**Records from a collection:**
□ □ □ □ □ □ □
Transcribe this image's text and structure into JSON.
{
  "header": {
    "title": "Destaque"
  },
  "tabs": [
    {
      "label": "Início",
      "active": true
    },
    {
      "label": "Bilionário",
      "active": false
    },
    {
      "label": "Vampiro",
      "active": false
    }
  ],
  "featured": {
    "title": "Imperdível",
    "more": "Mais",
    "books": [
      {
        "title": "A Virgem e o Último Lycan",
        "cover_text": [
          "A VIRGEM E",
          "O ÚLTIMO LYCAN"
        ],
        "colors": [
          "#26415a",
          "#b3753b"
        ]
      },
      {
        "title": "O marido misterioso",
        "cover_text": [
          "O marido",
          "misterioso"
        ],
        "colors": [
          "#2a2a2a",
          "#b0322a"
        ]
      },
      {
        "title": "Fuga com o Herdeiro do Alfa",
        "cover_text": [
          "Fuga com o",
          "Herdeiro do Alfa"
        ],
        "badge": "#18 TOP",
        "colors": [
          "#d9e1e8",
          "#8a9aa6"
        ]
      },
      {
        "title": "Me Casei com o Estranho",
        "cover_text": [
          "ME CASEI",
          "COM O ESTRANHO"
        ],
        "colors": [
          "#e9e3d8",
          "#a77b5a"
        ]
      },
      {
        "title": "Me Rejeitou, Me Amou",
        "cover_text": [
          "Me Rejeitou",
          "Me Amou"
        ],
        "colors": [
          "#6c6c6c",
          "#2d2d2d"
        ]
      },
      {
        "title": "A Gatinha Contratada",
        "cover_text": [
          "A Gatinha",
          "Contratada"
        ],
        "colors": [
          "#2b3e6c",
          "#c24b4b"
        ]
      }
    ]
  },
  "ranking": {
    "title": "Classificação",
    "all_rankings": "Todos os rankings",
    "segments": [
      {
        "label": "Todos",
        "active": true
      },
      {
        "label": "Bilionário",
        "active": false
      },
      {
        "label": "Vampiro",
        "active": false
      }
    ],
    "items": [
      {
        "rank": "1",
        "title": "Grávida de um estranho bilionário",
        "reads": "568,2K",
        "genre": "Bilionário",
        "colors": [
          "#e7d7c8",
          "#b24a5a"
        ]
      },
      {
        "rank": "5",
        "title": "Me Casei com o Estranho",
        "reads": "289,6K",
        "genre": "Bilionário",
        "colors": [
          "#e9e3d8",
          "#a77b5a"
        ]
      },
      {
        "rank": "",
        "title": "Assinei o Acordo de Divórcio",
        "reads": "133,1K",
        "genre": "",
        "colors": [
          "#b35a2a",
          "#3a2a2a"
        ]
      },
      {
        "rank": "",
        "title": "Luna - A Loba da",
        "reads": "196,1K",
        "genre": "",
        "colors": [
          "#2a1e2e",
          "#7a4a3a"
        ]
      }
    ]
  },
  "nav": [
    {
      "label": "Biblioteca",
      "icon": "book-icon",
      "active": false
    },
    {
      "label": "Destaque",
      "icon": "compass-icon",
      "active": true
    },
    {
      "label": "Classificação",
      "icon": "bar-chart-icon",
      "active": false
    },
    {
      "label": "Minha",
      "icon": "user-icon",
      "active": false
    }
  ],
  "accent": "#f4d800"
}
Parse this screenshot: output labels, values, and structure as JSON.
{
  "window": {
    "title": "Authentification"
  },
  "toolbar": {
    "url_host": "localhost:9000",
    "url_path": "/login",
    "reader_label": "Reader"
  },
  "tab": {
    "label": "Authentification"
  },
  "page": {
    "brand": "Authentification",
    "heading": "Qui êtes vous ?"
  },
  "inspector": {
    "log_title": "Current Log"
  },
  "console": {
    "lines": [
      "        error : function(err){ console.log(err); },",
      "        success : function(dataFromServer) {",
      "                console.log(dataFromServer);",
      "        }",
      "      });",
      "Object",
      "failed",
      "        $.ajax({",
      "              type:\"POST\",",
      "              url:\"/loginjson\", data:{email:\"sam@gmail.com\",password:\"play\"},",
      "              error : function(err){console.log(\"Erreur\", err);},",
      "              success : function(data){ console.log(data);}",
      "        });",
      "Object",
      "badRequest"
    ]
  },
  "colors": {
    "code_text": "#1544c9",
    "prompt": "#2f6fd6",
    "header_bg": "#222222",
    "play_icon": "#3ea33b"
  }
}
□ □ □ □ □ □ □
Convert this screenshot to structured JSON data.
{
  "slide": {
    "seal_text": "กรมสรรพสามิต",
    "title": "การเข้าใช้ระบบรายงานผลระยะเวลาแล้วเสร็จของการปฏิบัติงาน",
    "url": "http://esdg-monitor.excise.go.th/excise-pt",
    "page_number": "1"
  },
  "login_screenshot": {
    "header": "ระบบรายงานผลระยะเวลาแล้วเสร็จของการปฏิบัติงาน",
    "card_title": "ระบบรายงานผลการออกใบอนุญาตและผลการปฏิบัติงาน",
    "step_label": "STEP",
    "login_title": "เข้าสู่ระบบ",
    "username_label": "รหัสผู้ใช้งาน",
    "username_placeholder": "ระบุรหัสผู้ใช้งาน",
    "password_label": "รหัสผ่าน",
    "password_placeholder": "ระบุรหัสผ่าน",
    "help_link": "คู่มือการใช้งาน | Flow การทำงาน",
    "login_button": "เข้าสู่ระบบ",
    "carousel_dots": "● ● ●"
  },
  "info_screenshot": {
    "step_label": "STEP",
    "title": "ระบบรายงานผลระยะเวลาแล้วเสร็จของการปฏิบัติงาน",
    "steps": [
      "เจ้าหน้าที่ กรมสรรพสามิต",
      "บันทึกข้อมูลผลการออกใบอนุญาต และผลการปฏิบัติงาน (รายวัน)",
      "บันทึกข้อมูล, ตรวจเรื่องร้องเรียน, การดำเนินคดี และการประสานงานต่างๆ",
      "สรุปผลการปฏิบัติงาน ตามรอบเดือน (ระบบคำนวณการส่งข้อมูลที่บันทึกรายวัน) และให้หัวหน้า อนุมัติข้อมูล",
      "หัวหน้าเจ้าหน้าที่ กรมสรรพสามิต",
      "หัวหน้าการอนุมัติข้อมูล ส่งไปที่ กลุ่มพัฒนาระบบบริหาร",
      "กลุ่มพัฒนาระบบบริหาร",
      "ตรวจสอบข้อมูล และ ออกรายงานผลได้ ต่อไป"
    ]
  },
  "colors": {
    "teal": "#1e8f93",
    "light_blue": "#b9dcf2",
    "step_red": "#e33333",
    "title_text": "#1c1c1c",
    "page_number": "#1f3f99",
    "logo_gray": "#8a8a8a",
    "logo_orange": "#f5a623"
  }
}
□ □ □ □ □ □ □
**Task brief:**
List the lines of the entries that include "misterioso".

**Exercise output:**
        "title": "O marido misterioso",
          "misterioso"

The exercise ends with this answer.